Rating: 4 / 5
THE COUNT OF MONTE CRISTO by Alexandre Dumas was the July/August book pick for the #classicsbuddyread hosted by @freefallinreader. This book was very intimidating in size at over 1200 pages, though many have commented how much they loved it, so I was glad that I had a group to read with to keep me on track!
Beginning in 1815, THE COUNT OF MONTE CRISTO tells the story of Edmond Dantès, a young and idealistic man who seems to have everything going for him. He has a steady job with hopes of advancement and a woman he hopes to marry. Unfortunately, not everyone finds joy in his successes and Edmond finds himself framed and imprisoned for a crime he did not commit. While in prison, Edmond has plentiful time to begin to plan his escape and his revenge on those who landed him in this sad state.
Edmond returns to the world very bitter, but with clues to locate a vast hidden fortune, he has the means to recreate himself as the Count of Monte Cristo and return to the people he once knew as an unknown, mysterious new man. As it turns out Edmond was not someone anyone would want on their bad side as he is intelligent and sneaky, all about playing the long game to achieve his plots of revenge.
Firstly, let me say that I am extremely grateful that I had a built in support group in this buddy read group because the fear that this book was a lot to take on wasn’t without merit. While the book was very enjoyable in the beginning, there were portions in the first half of the book in particular where the book really did feel long. There are a lot of sections which lay out the groundwork for Dantès’ plots and it isn’t always clear right away why these backstories are relevant.
While I am not one to read abridged literature, I can definitely understand the appeal of the abridged version of this book (and it seems there are many more abridged translations out there than unabridged). I do think you get to know more of the why’s and how’s in the unabridged version of the book, but I can see how some of that could easily be slimmed down without impacting the overall story.
Once the action really started to roll in the second half, the book was entirely enjoyable and a fabulous story. There is action, drama and murder as Dantès plays a masterful game with all the pawns on the board. I do think it is worth pressing through the more dry sections of the novel to get the overall impact!
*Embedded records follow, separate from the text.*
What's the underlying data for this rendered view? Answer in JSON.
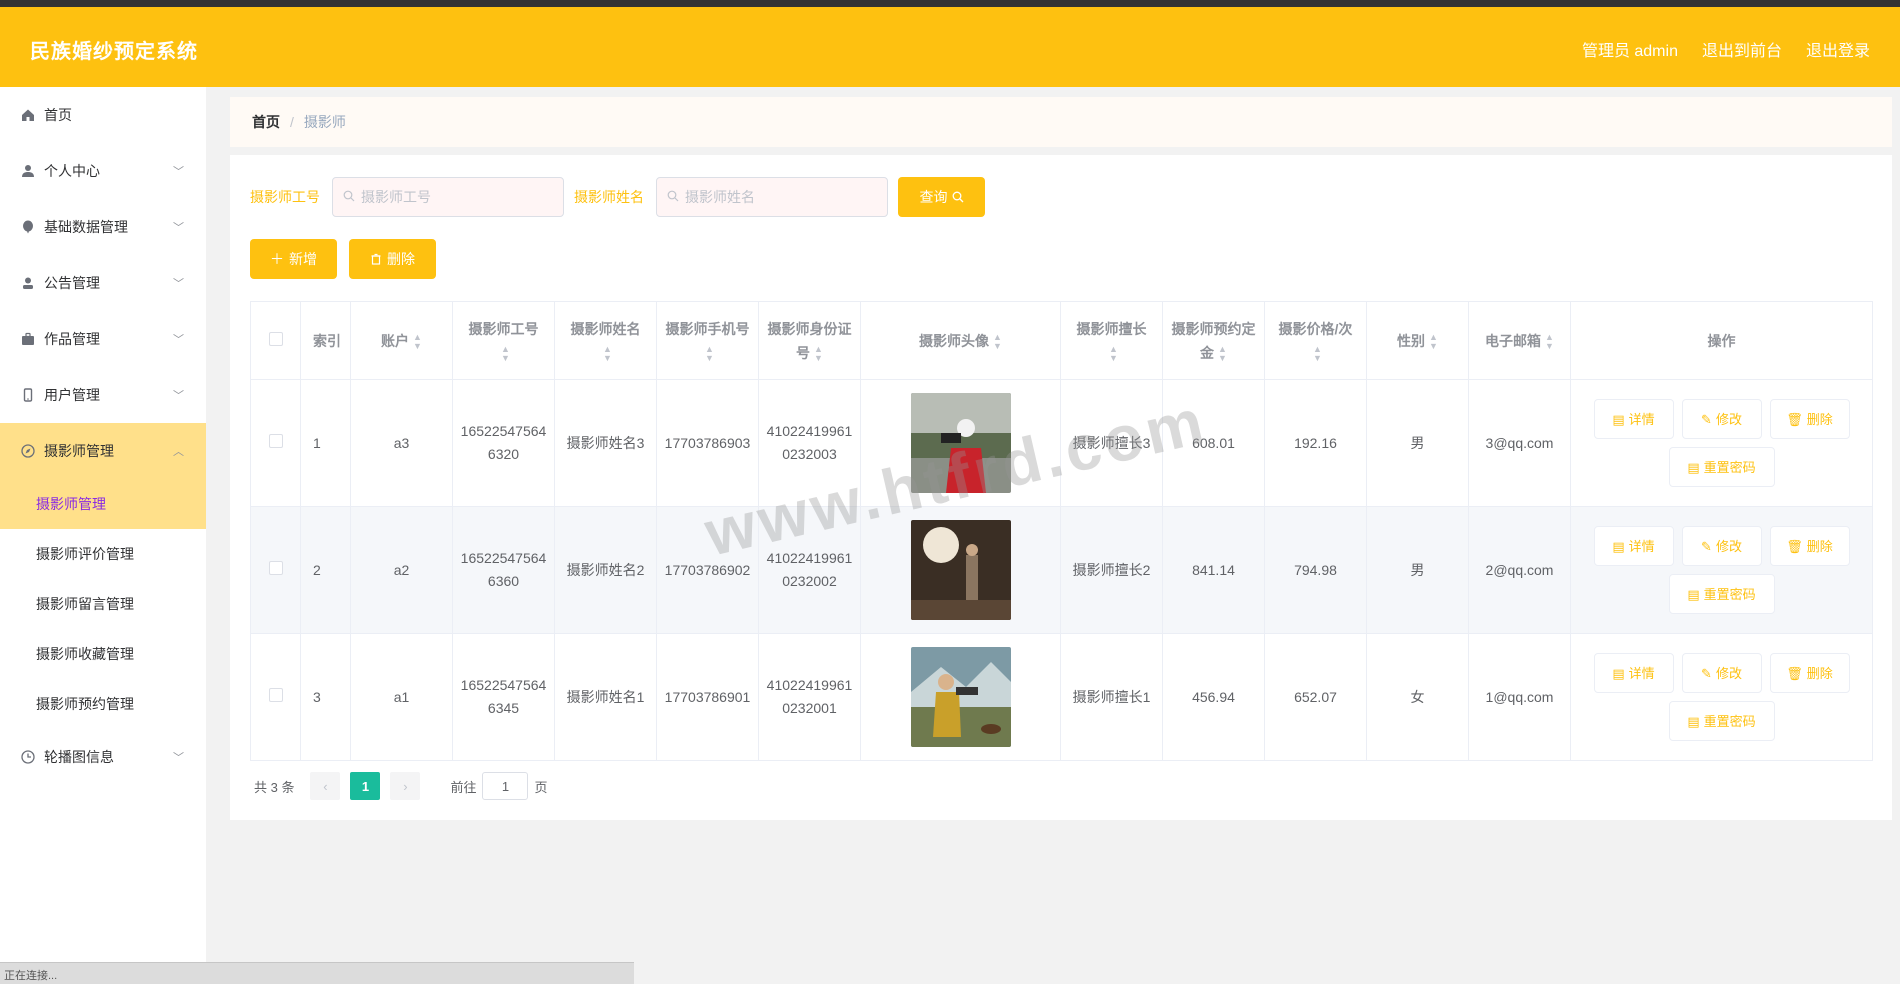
{
  "header": {
    "title": "民族婚纱预定系统",
    "admin": "管理员 admin",
    "to_front": "退出到前台",
    "logout": "退出登录"
  },
  "sidebar": {
    "items": [
      {
        "label": "首页",
        "icon": "home-icon"
      },
      {
        "label": "个人中心",
        "icon": "user-icon"
      },
      {
        "label": "基础数据管理",
        "icon": "balloon-icon"
      },
      {
        "label": "公告管理",
        "icon": "person-icon"
      },
      {
        "label": "作品管理",
        "icon": "briefcase-icon"
      },
      {
        "label": "用户管理",
        "icon": "phone-icon"
      },
      {
        "label": "摄影师管理",
        "icon": "compass-icon"
      },
      {
        "label": "轮播图信息",
        "icon": "clock-icon"
      }
    ],
    "sub_items": [
      "摄影师管理",
      "摄影师评价管理",
      "摄影师留言管理",
      "摄影师收藏管理",
      "摄影师预约管理"
    ]
  },
  "breadcrumb": {
    "home": "首页",
    "sep": "/",
    "current": "摄影师"
  },
  "search": {
    "label_no": "摄影师工号",
    "placeholder_no": "摄影师工号",
    "label_name": "摄影师姓名",
    "placeholder_name": "摄影师姓名",
    "query_button": "查询"
  },
  "actions": {
    "add": "新增",
    "delete": "删除"
  },
  "table": {
    "headers": {
      "index": "索引",
      "account": "账户",
      "no": "摄影师工号",
      "name": "摄影师姓名",
      "phone": "摄影师手机号",
      "idcard": "摄影师身份证号",
      "avatar": "摄影师头像",
      "specialty": "摄影师擅长",
      "deposit": "摄影师预约定金",
      "price": "摄影价格/次",
      "gender": "性别",
      "email": "电子邮箱",
      "ops": "操作"
    },
    "rows": [
      {
        "index": "1",
        "account": "a3",
        "no": "165225475646320",
        "name": "摄影师姓名3",
        "phone": "17703786903",
        "idcard": "410224199610232003",
        "specialty": "摄影师擅长3",
        "deposit": "608.01",
        "price": "192.16",
        "gender": "男",
        "email": "3@qq.com"
      },
      {
        "index": "2",
        "account": "a2",
        "no": "165225475646360",
        "name": "摄影师姓名2",
        "phone": "17703786902",
        "idcard": "410224199610232002",
        "specialty": "摄影师擅长2",
        "deposit": "841.14",
        "price": "794.98",
        "gender": "男",
        "email": "2@qq.com"
      },
      {
        "index": "3",
        "account": "a1",
        "no": "165225475646345",
        "name": "摄影师姓名1",
        "phone": "17703786901",
        "idcard": "410224199610232001",
        "specialty": "摄影师擅长1",
        "deposit": "456.94",
        "price": "652.07",
        "gender": "女",
        "email": "1@qq.com"
      }
    ],
    "op_labels": {
      "detail": "详情",
      "edit": "修改",
      "delete": "删除",
      "reset": "重置密码"
    }
  },
  "pagination": {
    "total": "共 3 条",
    "page": "1",
    "goto_prefix": "前往",
    "goto_value": "1",
    "goto_suffix": "页"
  },
  "watermark": "www.htfrd.com",
  "status_bar": "正在连接...",
  "colors": {
    "accent": "#fec110",
    "active_bg": "#ffe08a",
    "page_active": "#1abc9c"
  }
}
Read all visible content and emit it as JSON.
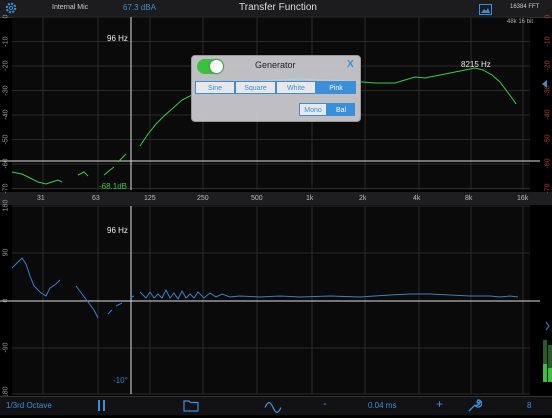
{
  "topbar": {
    "input_label": "Internal Mic",
    "spl_value": "67.3 dBA",
    "title": "Transfer Function",
    "fft_label": "16384 FFT",
    "sample_info": "48k 16 bit"
  },
  "magnitude": {
    "y_ticks": [
      "0",
      "-10",
      "-20",
      "-30",
      "-40",
      "-50",
      "-60",
      "-70"
    ],
    "x_ticks": [
      "31",
      "63",
      "125",
      "250",
      "500",
      "1k",
      "2k",
      "4k",
      "8k",
      "16k"
    ],
    "cursor_freq_label": "96 Hz",
    "cursor_value_label": "-68.1dB",
    "peak_label": "8215 Hz",
    "right_scale": [
      "0",
      "-10",
      "-20",
      "-30",
      "-40",
      "-50",
      "-60",
      "-70"
    ]
  },
  "phase": {
    "y_ticks": [
      "180",
      "90",
      "0",
      "-90",
      "-180"
    ],
    "cursor_freq_label": "96 Hz",
    "cursor_value_label": "-10°"
  },
  "generator": {
    "title": "Generator",
    "close_label": "X",
    "toggle_on": true,
    "signal_options": [
      "Sine",
      "Square",
      "White",
      "Pink"
    ],
    "selected_signal": "Pink",
    "channel_options": [
      "Mono",
      "Bal"
    ],
    "selected_channel": "Bal"
  },
  "bottombar": {
    "averaging_label": "1/3rd Octave",
    "delay_value": "0.04 ms",
    "plus_label": "+",
    "minus_label": "-",
    "count_label": "8"
  },
  "colors": {
    "magnitude_trace": "#2fd04a",
    "phase_trace": "#3a7fd0",
    "accent": "#3a8fd8",
    "right_scale": "#c0392b"
  },
  "icons": [
    "settings-gear-icon",
    "photo-icon",
    "pause-icon",
    "folder-icon",
    "waveform-icon",
    "wrench-icon"
  ]
}
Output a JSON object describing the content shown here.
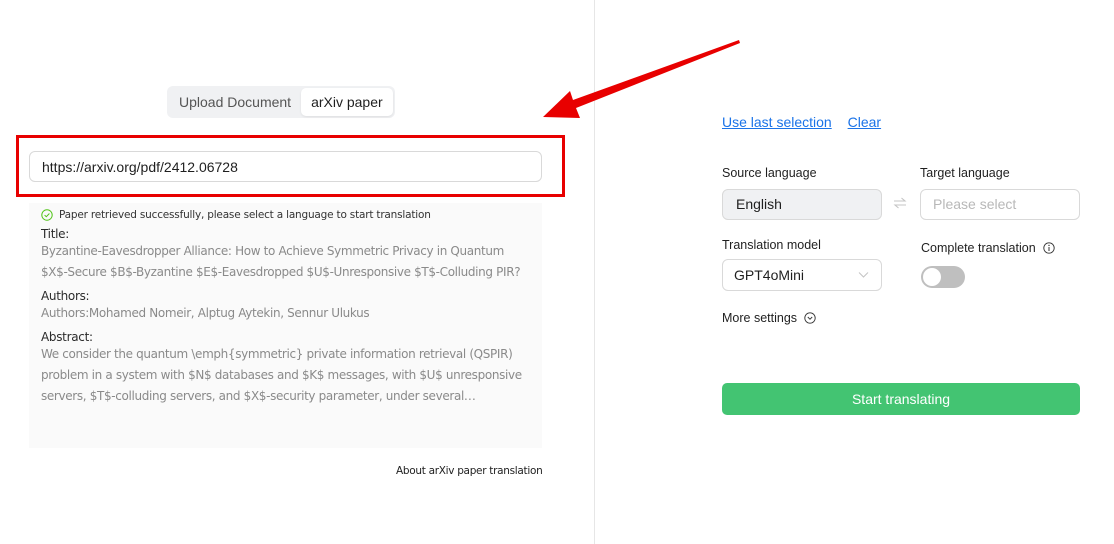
{
  "source_tabs": {
    "items": [
      {
        "label": "Upload Document",
        "active": false
      },
      {
        "label": "arXiv paper",
        "active": true
      }
    ]
  },
  "url_input": {
    "value": "https://arxiv.org/pdf/2412.06728"
  },
  "paper_info": {
    "status": "Paper retrieved successfully, please select a language to start translation",
    "title_label": "Title:",
    "title_line1": "Byzantine-Eavesdropper Alliance: How to Achieve Symmetric Privacy in Quantum",
    "title_line2": "$X$-Secure $B$-Byzantine $E$-Eavesdropped $U$-Unresponsive $T$-Colluding PIR?",
    "authors_label": "Authors:",
    "authors": "Authors:Mohamed Nomeir, Alptug Aytekin, Sennur Ulukus",
    "abstract_label": "Abstract:",
    "abstract_line1": "We consider the quantum \\emph{symmetric} private information retrieval (QSPIR)",
    "abstract_line2": "problem in a system with $N$ databases and $K$ messages, with $U$ unresponsive",
    "abstract_line3": "servers, $T$-colluding servers, and $X$-security parameter, under several…"
  },
  "about_link": "About arXiv paper translation",
  "settings": {
    "use_last_selection": "Use last selection",
    "clear": "Clear",
    "source_language_label": "Source language",
    "source_language_value": "English",
    "target_language_label": "Target language",
    "target_language_placeholder": "Please select",
    "translation_model_label": "Translation model",
    "translation_model_value": "GPT4oMini",
    "complete_translation_label": "Complete translation",
    "complete_translation_enabled": false,
    "more_settings": "More settings",
    "start_button": "Start translating"
  },
  "colors": {
    "accent_green": "#43c472",
    "link_blue": "#1a73e8",
    "annotation_red": "#e80000",
    "success_green": "#52c41a"
  }
}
In the end, I am very glad to have checked this book off my TBR. This is another classic that I’m definitely wanting to watch the movie for to see how they translated 1200 pages into two hours on film!